* _What you have to do_:
Those lines of the data that hold the word "prefix" are to be copied out.

* _Entries from a dataset of interfaces_:
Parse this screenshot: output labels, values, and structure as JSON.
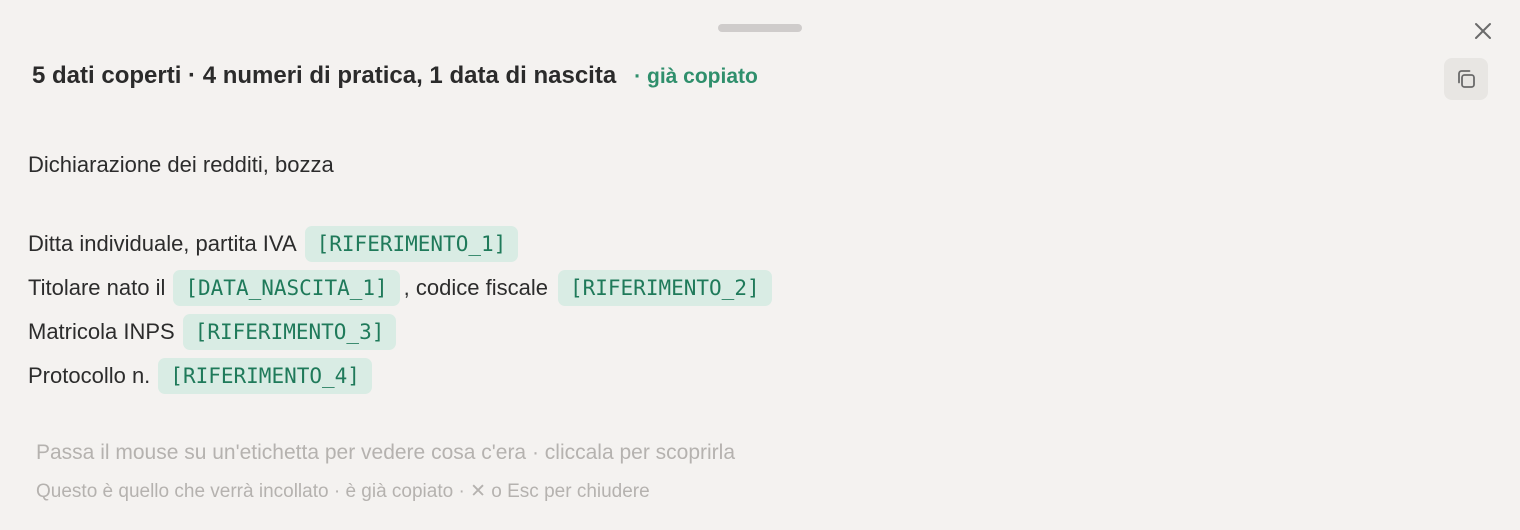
{
  "header": {
    "title": "5 dati coperti · 4 numeri di pratica, 1 data di nascita",
    "status": "· già copiato"
  },
  "document": {
    "title": "Dichiarazione dei redditi, bozza",
    "lines": [
      {
        "prefix": "Ditta individuale, partita IVA",
        "tag": "[RIFERIMENTO_1]"
      },
      {
        "prefix": "Titolare nato il",
        "tag": "[DATA_NASCITA_1]",
        "middle": ", codice fiscale",
        "tag2": "[RIFERIMENTO_2]"
      },
      {
        "prefix": "Matricola INPS",
        "tag": "[RIFERIMENTO_3]"
      },
      {
        "prefix": "Protocollo n.",
        "tag": "[RIFERIMENTO_4]"
      }
    ]
  },
  "hints": {
    "line1": "Passa il mouse su un'etichetta per vedere cosa c'era · cliccala per scoprirla",
    "line2": "Questo è quello che verrà incollato · è già copiato · ✕ o Esc per chiudere"
  },
  "icons": {
    "close": "close-icon",
    "copy": "copy-icon"
  },
  "colors": {
    "accent": "#2f8f6c",
    "tag_bg": "#d9ece4",
    "tag_text": "#1f7a5a",
    "background": "#f4f2f0"
  }
}
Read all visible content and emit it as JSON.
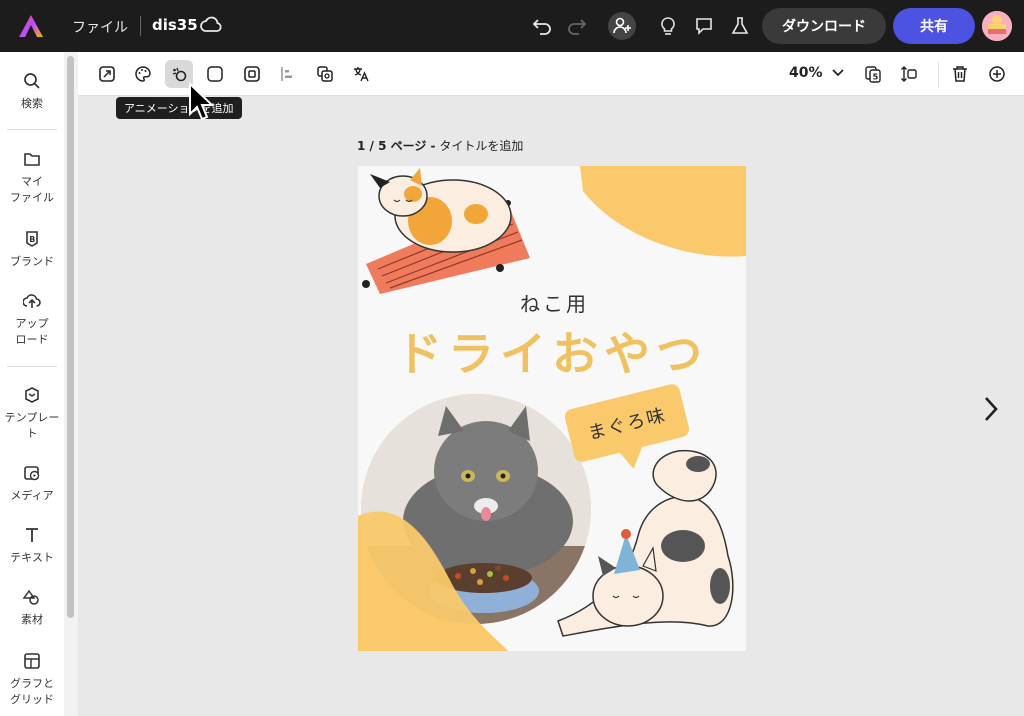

* _Final answer_:
        "prefix": "Ditta individuale, partita IVA",
        "prefix": "Titolare nato il",
        "prefix": "Matricola INPS",
        "prefix": "Protocollo n.",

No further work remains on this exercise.